### [Required action]
Below are entries; count the lines containing the string "image". The answer is that number alone.

### [Study material]

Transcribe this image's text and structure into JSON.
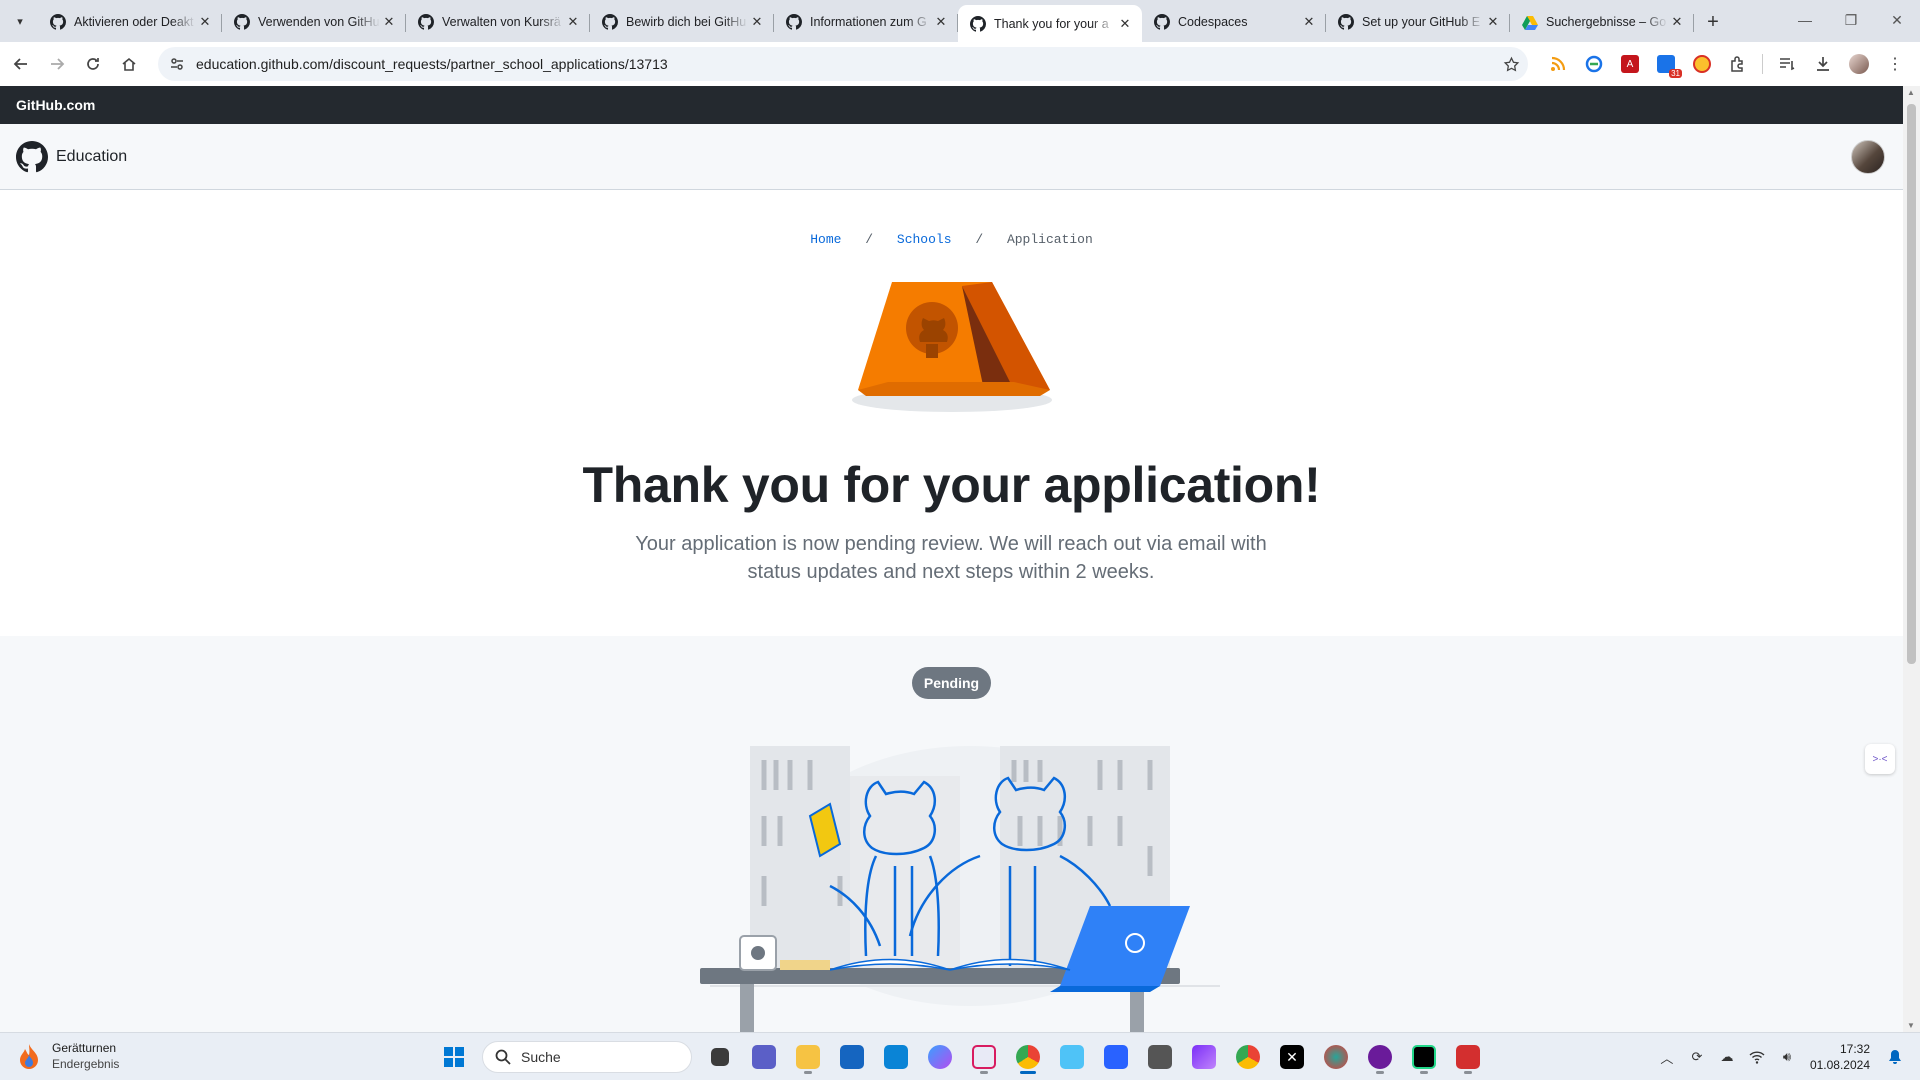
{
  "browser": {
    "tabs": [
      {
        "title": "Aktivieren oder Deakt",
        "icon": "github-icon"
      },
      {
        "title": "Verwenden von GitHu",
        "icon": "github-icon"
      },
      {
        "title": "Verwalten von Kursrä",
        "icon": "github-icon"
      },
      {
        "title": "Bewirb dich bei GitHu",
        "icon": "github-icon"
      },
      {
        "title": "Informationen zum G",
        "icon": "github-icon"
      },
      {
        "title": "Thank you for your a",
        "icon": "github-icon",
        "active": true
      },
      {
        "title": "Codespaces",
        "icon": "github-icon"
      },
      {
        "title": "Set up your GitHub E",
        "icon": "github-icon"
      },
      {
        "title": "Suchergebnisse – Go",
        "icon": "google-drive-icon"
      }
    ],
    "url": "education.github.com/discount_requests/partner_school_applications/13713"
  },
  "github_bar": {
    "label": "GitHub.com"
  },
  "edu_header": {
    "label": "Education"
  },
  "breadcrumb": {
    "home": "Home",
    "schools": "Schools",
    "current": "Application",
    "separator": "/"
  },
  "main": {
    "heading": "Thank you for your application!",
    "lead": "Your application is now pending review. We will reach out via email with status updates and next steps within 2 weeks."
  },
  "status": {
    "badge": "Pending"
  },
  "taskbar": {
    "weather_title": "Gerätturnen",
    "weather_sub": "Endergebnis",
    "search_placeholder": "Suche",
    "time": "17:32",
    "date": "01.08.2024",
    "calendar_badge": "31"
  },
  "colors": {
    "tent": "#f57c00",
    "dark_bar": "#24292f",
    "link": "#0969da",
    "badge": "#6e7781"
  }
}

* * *

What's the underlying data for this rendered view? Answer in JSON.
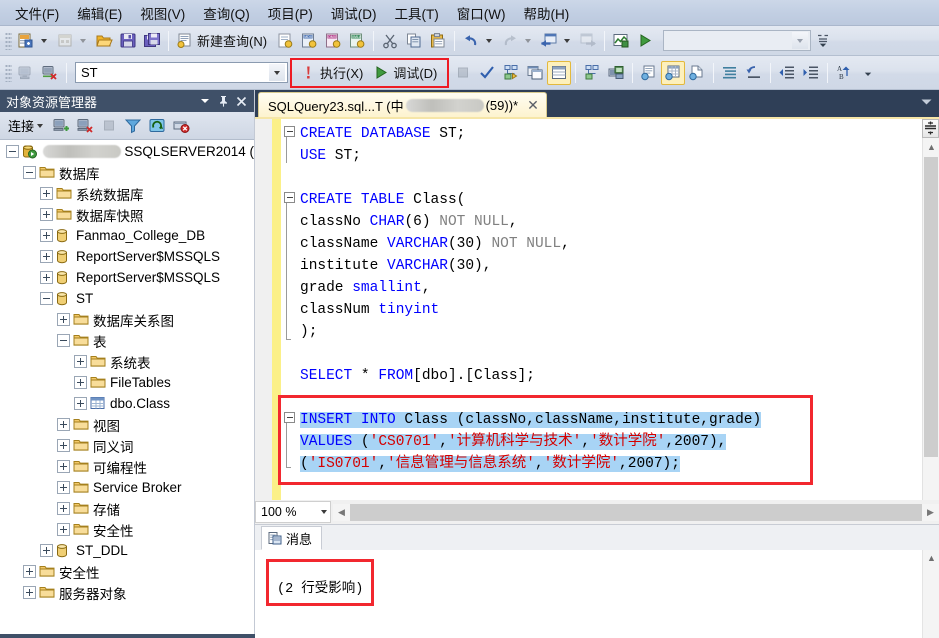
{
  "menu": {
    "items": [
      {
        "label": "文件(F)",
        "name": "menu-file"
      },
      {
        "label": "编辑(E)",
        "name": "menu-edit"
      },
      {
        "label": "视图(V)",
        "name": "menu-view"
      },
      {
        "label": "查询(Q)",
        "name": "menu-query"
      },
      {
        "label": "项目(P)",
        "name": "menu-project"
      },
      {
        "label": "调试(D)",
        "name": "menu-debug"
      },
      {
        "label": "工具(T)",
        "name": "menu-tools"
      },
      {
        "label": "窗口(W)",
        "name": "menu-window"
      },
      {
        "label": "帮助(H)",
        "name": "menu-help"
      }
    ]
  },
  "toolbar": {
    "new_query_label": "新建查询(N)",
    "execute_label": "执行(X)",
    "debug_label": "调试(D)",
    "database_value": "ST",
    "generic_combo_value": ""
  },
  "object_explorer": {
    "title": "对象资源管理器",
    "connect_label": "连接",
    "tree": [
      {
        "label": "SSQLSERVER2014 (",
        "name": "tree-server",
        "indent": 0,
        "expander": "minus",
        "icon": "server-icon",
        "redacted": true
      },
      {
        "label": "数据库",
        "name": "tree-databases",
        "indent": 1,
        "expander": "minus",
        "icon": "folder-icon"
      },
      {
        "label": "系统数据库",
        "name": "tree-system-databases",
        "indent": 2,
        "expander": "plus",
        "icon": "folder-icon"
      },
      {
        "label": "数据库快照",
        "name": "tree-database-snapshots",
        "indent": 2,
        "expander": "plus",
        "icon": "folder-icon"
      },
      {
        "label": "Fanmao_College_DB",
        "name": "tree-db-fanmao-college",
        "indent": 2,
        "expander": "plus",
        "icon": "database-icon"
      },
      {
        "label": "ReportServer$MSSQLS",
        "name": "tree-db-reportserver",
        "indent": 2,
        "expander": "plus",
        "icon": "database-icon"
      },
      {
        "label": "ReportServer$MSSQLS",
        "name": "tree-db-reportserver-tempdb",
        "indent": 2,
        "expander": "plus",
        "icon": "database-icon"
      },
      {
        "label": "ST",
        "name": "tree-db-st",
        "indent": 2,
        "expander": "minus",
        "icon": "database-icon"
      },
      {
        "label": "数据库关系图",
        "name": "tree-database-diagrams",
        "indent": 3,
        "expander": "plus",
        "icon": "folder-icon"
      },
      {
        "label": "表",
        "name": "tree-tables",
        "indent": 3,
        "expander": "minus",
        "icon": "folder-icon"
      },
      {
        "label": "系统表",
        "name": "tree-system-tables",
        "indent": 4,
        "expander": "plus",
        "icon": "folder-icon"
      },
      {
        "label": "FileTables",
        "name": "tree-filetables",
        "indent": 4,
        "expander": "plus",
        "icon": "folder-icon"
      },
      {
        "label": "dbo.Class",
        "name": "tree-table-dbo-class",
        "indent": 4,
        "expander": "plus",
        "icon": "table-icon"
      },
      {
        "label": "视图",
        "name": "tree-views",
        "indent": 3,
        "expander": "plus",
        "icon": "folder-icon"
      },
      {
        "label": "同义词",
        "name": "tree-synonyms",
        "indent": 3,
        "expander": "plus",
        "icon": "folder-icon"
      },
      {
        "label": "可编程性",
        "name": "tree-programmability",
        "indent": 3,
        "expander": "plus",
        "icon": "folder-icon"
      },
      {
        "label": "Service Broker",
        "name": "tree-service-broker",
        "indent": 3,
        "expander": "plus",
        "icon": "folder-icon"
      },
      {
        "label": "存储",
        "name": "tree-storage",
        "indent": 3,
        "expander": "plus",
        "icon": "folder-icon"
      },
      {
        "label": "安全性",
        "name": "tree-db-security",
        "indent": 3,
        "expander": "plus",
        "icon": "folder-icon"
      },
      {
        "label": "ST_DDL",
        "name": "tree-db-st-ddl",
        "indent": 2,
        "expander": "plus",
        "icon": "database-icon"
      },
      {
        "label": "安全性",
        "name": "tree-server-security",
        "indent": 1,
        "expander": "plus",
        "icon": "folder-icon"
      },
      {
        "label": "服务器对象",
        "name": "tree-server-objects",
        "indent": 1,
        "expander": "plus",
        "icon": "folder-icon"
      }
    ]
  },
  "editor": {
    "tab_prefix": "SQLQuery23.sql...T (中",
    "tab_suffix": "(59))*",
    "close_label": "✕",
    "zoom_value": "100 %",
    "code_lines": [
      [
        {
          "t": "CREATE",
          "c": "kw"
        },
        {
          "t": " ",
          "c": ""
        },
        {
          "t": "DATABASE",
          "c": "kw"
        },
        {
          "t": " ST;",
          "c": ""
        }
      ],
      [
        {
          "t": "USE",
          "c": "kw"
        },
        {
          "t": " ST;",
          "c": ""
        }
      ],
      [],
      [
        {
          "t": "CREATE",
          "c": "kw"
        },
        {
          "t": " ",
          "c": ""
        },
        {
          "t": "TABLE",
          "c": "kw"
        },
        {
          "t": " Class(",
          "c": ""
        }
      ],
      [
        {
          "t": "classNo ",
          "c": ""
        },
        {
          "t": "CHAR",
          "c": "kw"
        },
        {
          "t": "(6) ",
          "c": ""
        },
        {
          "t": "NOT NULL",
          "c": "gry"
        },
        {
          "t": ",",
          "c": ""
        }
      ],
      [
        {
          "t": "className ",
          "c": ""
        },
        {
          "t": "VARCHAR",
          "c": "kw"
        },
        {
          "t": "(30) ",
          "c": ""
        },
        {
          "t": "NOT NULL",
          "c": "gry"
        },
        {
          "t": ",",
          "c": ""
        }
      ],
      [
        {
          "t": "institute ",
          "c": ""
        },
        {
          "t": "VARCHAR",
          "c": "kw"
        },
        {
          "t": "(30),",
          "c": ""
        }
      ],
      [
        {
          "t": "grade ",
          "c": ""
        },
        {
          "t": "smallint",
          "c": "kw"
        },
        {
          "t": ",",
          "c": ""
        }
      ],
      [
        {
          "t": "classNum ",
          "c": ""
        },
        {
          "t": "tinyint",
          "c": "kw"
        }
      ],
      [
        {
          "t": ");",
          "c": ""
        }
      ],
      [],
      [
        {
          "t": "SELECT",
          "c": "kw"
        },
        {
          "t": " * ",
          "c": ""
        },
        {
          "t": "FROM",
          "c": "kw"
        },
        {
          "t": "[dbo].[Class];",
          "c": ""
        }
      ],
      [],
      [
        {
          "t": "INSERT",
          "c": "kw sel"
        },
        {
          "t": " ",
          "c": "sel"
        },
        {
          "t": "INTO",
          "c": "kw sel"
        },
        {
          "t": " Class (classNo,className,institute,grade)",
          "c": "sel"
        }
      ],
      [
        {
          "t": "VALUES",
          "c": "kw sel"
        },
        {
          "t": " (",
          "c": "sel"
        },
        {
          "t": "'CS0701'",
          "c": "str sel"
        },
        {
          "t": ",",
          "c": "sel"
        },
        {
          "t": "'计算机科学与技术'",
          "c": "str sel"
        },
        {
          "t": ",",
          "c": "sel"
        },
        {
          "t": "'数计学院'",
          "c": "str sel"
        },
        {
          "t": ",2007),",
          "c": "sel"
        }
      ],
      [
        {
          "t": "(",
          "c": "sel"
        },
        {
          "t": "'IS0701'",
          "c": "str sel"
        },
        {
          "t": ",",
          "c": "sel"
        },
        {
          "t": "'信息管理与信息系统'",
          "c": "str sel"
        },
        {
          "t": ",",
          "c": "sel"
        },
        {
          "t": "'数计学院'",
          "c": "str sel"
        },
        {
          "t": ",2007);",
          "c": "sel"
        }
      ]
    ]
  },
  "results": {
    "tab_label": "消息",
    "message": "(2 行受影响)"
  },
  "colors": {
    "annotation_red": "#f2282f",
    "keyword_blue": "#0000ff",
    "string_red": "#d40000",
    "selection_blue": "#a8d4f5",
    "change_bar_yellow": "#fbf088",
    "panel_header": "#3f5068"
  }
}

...

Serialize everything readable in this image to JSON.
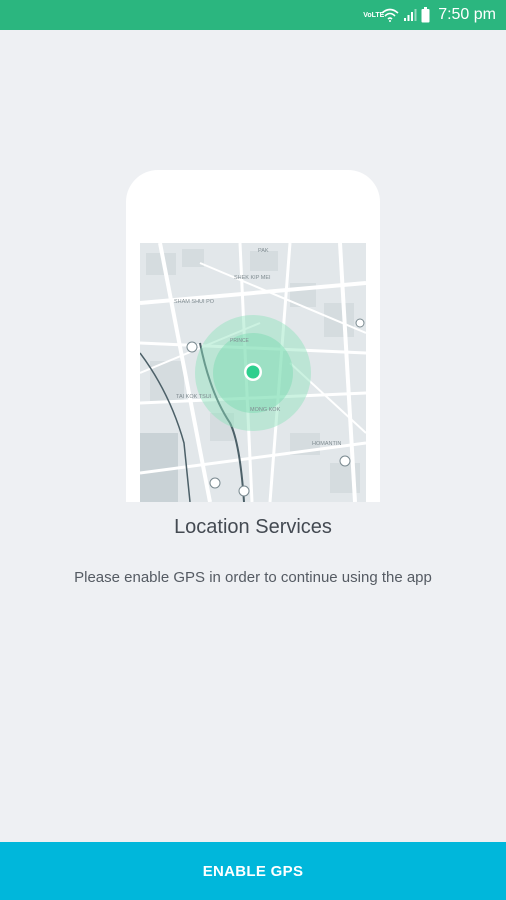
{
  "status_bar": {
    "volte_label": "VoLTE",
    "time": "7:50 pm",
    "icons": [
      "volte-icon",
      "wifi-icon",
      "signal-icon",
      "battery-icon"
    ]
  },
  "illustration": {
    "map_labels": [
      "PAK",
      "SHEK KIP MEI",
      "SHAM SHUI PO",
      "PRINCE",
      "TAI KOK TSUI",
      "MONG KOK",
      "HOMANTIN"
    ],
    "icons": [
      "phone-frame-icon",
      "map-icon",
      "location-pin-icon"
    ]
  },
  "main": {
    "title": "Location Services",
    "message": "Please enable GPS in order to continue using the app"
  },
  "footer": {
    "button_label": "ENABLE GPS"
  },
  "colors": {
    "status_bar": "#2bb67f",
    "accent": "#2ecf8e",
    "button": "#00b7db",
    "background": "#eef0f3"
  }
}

### [Task solution]
2